What the exercise asks: The reply should contain all of the data below, word for word.

Records supplied below:

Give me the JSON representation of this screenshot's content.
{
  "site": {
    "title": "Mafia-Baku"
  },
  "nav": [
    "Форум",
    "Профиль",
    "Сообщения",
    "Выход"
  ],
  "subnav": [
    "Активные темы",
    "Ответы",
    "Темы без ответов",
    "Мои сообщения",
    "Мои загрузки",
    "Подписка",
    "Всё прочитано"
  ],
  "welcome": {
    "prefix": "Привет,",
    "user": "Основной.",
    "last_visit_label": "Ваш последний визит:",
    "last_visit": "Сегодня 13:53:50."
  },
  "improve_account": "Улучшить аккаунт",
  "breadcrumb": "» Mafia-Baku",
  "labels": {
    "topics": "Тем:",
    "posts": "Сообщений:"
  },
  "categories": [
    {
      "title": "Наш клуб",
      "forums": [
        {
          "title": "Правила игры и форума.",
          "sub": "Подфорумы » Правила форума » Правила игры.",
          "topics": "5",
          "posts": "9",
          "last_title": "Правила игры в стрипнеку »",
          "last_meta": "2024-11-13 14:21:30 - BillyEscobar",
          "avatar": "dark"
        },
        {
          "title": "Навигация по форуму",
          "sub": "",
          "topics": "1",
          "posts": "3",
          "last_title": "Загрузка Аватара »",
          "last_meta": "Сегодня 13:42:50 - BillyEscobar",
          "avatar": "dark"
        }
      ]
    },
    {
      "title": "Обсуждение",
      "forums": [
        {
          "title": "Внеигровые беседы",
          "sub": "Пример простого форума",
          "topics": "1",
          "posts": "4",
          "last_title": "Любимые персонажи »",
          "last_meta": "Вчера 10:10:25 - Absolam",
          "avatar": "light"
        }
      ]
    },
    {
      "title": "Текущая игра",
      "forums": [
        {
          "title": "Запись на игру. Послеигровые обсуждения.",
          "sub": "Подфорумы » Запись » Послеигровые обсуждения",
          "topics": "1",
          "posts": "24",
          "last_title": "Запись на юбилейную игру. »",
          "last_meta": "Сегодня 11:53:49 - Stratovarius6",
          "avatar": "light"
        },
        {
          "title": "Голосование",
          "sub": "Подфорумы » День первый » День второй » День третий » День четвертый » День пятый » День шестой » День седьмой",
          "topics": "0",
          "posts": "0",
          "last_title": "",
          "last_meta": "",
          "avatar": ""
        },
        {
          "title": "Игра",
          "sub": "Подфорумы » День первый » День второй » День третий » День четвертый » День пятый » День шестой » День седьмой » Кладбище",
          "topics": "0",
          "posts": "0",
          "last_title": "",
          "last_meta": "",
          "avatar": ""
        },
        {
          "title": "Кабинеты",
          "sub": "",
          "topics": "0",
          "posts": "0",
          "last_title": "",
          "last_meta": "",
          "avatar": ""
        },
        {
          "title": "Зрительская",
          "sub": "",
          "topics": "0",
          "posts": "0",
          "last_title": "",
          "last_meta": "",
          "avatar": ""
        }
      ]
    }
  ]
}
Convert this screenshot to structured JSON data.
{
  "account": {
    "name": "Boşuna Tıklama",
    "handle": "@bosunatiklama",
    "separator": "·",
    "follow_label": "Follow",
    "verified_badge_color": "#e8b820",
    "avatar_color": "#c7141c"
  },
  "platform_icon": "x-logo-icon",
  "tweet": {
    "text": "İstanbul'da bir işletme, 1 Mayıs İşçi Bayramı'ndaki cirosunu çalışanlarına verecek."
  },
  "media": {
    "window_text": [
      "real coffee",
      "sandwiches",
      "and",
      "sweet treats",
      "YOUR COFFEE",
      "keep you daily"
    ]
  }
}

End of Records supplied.

Task result:
Give me the JSON representation of this screenshot's content.
{
  "site": {
    "title": "Mafia-Baku"
  },
  "nav": [
    "Форум",
    "Профиль",
    "Сообщения",
    "Выход"
  ],
  "subnav": [
    "Активные темы",
    "Ответы",
    "Темы без ответов",
    "Мои сообщения",
    "Мои загрузки",
    "Подписка",
    "Всё прочитано"
  ],
  "welcome": {
    "prefix": "Привет,",
    "user": "Основной.",
    "last_visit_label": "Ваш последний визит:",
    "last_visit": "Сегодня 13:53:50."
  },
  "improve_account": "Улучшить аккаунт",
  "breadcrumb": "» Mafia-Baku",
  "labels": {
    "topics": "Тем:",
    "posts": "Сообщений:"
  },
  "categories": [
    {
      "title": "Наш клуб",
      "forums": [
        {
          "title": "Правила игры и форума.",
          "sub": "Подфорумы » Правила форума » Правила игры.",
          "topics": "5",
          "posts": "9",
          "last_title": "Правила игры в стрипнеку »",
          "last_meta": "2024-11-13 14:21:30 - BillyEscobar",
          "avatar": "dark"
        },
        {
          "title": "Навигация по форуму",
          "sub": "",
          "topics": "1",
          "posts": "3",
          "last_title": "Загрузка Аватара »",
          "last_meta": "Сегодня 13:42:50 - BillyEscobar",
          "avatar": "dark"
        }
      ]
    },
    {
      "title": "Обсуждение",
      "forums": [
        {
          "title": "Внеигровые беседы",
          "sub": "Пример простого форума",
          "topics": "1",
          "posts": "4",
          "last_title": "Любимые персонажи »",
          "last_meta": "Вчера 10:10:25 - Absolam",
          "avatar": "light"
        }
      ]
    },
    {
      "title": "Текущая игра",
      "forums": [
        {
          "title": "Запись на игру. Послеигровые обсуждения.",
          "sub": "Подфорумы » Запись » Послеигровые обсуждения",
          "topics": "1",
          "posts": "24",
          "last_title": "Запись на юбилейную игру. »",
          "last_meta": "Сегодня 11:53:49 - Stratovarius6",
          "avatar": "light"
        },
        {
          "title": "Голосование",
          "sub": "Подфорумы » День первый » День второй » День третий » День четвертый » День пятый » День шестой » День седьмой",
          "topics": "0",
          "posts": "0",
          "last_title": "",
          "last_meta": "",
          "avatar": ""
        },
        {
          "title": "Игра",
          "sub": "Подфорумы » День первый » День второй » День третий » День четвертый » День пятый » День шестой » День седьмой » Кладбище",
          "topics": "0",
          "posts": "0",
          "last_title": "",
          "last_meta": "",
          "avatar": ""
        },
        {
          "title": "Кабинеты",
          "sub": "",
          "topics": "0",
          "posts": "0",
          "last_title": "",
          "last_meta": "",
          "avatar": ""
        },
        {
          "title": "Зрительская",
          "sub": "",
          "topics": "0",
          "posts": "0",
          "last_title": "",
          "last_meta": "",
          "avatar": ""
        }
      ]
    }
  ]
}
Convert this screenshot to structured JSON data.
{
  "account": {
    "name": "Boşuna Tıklama",
    "handle": "@bosunatiklama",
    "separator": "·",
    "follow_label": "Follow",
    "verified_badge_color": "#e8b820",
    "avatar_color": "#c7141c"
  },
  "platform_icon": "x-logo-icon",
  "tweet": {
    "text": "İstanbul'da bir işletme, 1 Mayıs İşçi Bayramı'ndaki cirosunu çalışanlarına verecek."
  },
  "media": {
    "window_text": [
      "real coffee",
      "sandwiches",
      "and",
      "sweet treats",
      "YOUR COFFEE",
      "keep you daily"
    ]
  }
}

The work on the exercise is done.